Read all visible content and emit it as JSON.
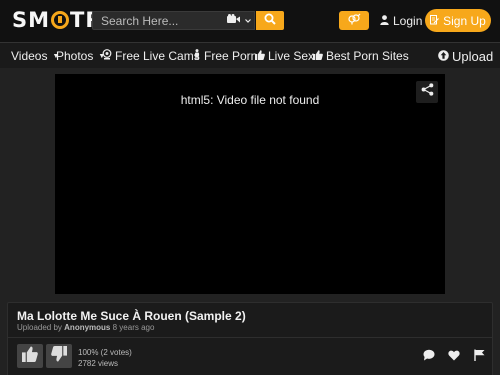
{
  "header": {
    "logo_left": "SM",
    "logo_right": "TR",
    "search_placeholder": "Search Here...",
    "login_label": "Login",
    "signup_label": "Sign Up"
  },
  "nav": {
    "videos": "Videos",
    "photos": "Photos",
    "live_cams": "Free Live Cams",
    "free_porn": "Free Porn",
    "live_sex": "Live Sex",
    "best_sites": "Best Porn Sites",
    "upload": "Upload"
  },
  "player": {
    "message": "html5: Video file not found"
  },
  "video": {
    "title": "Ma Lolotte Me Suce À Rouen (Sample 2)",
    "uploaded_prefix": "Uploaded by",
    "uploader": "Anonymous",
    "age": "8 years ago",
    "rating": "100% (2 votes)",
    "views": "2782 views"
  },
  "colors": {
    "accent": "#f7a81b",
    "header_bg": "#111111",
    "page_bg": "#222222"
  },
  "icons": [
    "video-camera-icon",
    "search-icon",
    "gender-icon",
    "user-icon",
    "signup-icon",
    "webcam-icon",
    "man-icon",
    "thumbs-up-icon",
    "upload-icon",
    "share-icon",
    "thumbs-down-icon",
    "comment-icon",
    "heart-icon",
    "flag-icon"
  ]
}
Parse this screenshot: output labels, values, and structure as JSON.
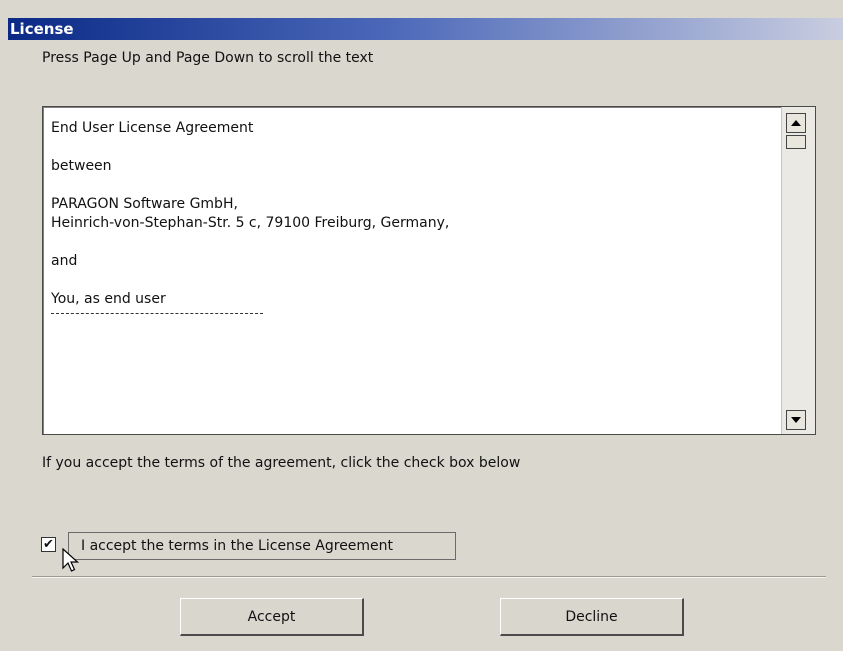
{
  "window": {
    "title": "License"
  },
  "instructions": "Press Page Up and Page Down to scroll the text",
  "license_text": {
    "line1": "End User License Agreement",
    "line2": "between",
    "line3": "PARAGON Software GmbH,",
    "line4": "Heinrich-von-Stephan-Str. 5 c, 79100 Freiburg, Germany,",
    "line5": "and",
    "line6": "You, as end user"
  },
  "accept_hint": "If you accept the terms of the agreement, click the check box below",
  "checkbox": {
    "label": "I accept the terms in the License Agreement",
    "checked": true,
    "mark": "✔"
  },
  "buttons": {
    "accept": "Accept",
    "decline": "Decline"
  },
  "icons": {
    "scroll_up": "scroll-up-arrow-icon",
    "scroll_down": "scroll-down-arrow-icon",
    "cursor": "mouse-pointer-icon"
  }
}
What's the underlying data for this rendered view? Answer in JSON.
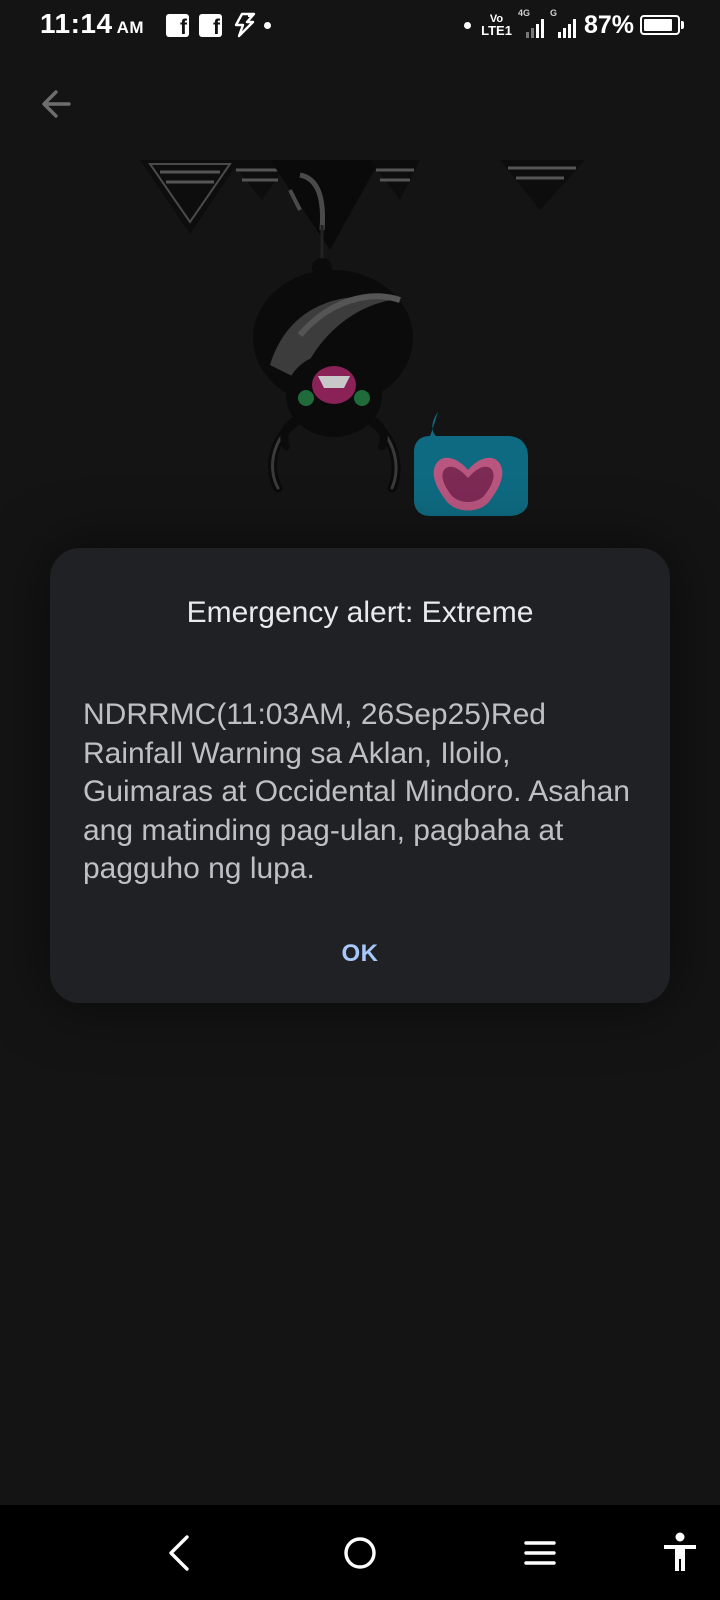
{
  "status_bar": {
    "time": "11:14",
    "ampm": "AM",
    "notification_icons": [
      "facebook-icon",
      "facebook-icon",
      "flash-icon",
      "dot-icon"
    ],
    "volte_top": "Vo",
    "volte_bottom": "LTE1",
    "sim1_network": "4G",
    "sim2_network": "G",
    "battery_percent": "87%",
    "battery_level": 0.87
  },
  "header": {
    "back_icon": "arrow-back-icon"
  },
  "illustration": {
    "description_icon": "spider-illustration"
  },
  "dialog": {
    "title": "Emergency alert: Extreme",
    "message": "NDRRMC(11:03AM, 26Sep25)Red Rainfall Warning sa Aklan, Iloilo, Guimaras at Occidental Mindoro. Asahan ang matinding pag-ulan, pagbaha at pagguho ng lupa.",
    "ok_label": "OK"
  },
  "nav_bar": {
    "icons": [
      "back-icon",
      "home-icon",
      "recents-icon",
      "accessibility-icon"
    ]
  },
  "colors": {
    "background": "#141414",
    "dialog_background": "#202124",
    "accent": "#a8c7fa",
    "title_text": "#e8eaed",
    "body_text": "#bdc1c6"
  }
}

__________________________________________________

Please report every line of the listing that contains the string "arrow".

    "scroll_up": "scroll-up-arrow-icon",
    "scroll_down": "scroll-down-arrow-icon",
    "back_icon": "arrow-back-icon"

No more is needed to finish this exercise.